■ **Task instructions**
Which lines of the entries contain the string "ChatGPT"? Please find them and copy them.

■ **Website and app data records**
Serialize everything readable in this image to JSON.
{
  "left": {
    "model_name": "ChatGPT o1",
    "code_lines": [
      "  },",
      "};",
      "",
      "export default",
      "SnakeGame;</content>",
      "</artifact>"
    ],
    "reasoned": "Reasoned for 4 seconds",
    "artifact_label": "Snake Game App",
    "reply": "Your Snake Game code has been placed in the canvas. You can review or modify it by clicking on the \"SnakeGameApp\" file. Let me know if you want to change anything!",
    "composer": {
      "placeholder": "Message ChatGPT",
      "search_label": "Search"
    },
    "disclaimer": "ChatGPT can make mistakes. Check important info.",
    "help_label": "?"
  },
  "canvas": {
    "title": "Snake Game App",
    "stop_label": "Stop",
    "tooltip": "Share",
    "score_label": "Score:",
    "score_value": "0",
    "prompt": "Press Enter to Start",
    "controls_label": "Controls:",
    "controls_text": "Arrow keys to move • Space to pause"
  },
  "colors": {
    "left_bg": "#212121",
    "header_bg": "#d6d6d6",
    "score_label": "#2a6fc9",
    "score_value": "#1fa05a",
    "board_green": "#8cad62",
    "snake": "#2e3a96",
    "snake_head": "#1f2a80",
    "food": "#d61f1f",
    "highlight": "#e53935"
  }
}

■ **Output for this exercise**
    "model_name": "ChatGPT o1",
      "placeholder": "Message ChatGPT",
    "disclaimer": "ChatGPT can make mistakes. Check important info.",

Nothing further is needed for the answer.